[DATASET CONTENT]

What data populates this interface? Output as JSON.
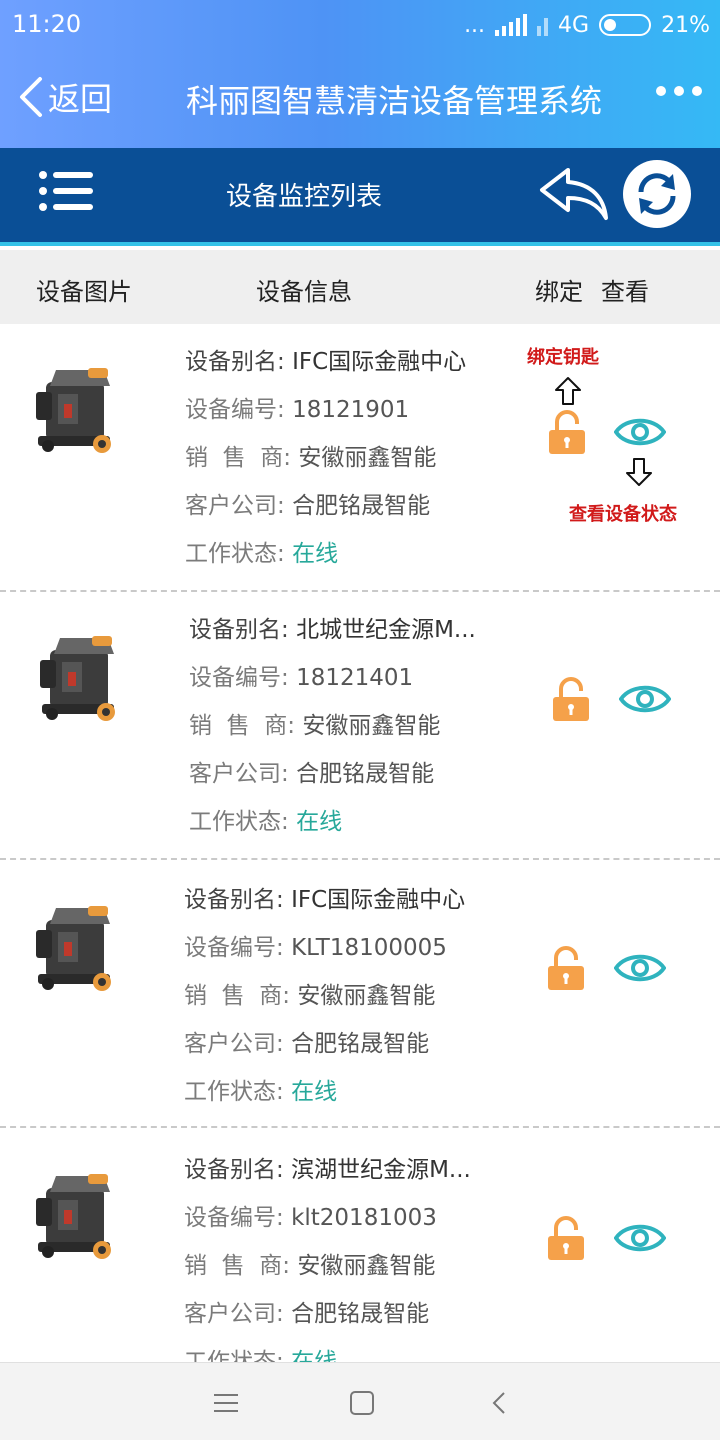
{
  "status": {
    "time": "11:20",
    "dots": "...",
    "network": "4G",
    "battery": "21%"
  },
  "header": {
    "back_label": "返回",
    "title": "科丽图智慧清洁设备管理系统"
  },
  "subheader": {
    "title": "设备监控列表"
  },
  "columns": {
    "image": "设备图片",
    "info": "设备信息",
    "bind": "绑定",
    "view": "查看"
  },
  "labels": {
    "alias": "设备别名:",
    "number": "设备编号:",
    "dealer": "销  售  商:",
    "company": "客户公司:",
    "state": "工作状态:"
  },
  "annotations": {
    "bind_key": "绑定钥匙",
    "view_status": "查看设备状态"
  },
  "devices": [
    {
      "alias": "IFC国际金融中心",
      "number": "18121901",
      "dealer": "安徽丽鑫智能",
      "company": "合肥铭晟智能",
      "state": "在线"
    },
    {
      "alias": "北城世纪金源M...",
      "number": "18121401",
      "dealer": "安徽丽鑫智能",
      "company": "合肥铭晟智能",
      "state": "在线"
    },
    {
      "alias": "IFC国际金融中心",
      "number": "KLT18100005",
      "dealer": "安徽丽鑫智能",
      "company": "合肥铭晟智能",
      "state": "在线"
    },
    {
      "alias": "滨湖世纪金源M...",
      "number": "klt20181003",
      "dealer": "安徽丽鑫智能",
      "company": "合肥铭晟智能",
      "state": "在线"
    }
  ],
  "colors": {
    "header_dark": "#0a4f96",
    "accent_cyan": "#34c2e8",
    "lock_orange": "#f5a14a",
    "eye_teal": "#2fb3be",
    "online_green": "#27a89a",
    "annotation_red": "#d11a1a"
  },
  "icons": [
    "back-chevron-icon",
    "more-dots-icon",
    "menu-list-icon",
    "reply-arrow-icon",
    "refresh-icon",
    "unlock-icon",
    "eye-icon",
    "nav-menu-icon",
    "nav-home-icon",
    "nav-back-icon"
  ]
}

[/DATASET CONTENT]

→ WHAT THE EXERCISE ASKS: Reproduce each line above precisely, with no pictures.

→ ANSWER BOX:
What data populates this interface? Output as JSON.
{
  "status": {
    "time": "11:20",
    "dots": "...",
    "network": "4G",
    "battery": "21%"
  },
  "header": {
    "back_label": "返回",
    "title": "科丽图智慧清洁设备管理系统"
  },
  "subheader": {
    "title": "设备监控列表"
  },
  "columns": {
    "image": "设备图片",
    "info": "设备信息",
    "bind": "绑定",
    "view": "查看"
  },
  "labels": {
    "alias": "设备别名:",
    "number": "设备编号:",
    "dealer": "销  售  商:",
    "company": "客户公司:",
    "state": "工作状态:"
  },
  "annotations": {
    "bind_key": "绑定钥匙",
    "view_status": "查看设备状态"
  },
  "devices": [
    {
      "alias": "IFC国际金融中心",
      "number": "18121901",
      "dealer": "安徽丽鑫智能",
      "company": "合肥铭晟智能",
      "state": "在线"
    },
    {
      "alias": "北城世纪金源M...",
      "number": "18121401",
      "dealer": "安徽丽鑫智能",
      "company": "合肥铭晟智能",
      "state": "在线"
    },
    {
      "alias": "IFC国际金融中心",
      "number": "KLT18100005",
      "dealer": "安徽丽鑫智能",
      "company": "合肥铭晟智能",
      "state": "在线"
    },
    {
      "alias": "滨湖世纪金源M...",
      "number": "klt20181003",
      "dealer": "安徽丽鑫智能",
      "company": "合肥铭晟智能",
      "state": "在线"
    }
  ],
  "colors": {
    "header_dark": "#0a4f96",
    "accent_cyan": "#34c2e8",
    "lock_orange": "#f5a14a",
    "eye_teal": "#2fb3be",
    "online_green": "#27a89a",
    "annotation_red": "#d11a1a"
  },
  "icons": [
    "back-chevron-icon",
    "more-dots-icon",
    "menu-list-icon",
    "reply-arrow-icon",
    "refresh-icon",
    "unlock-icon",
    "eye-icon",
    "nav-menu-icon",
    "nav-home-icon",
    "nav-back-icon"
  ]
}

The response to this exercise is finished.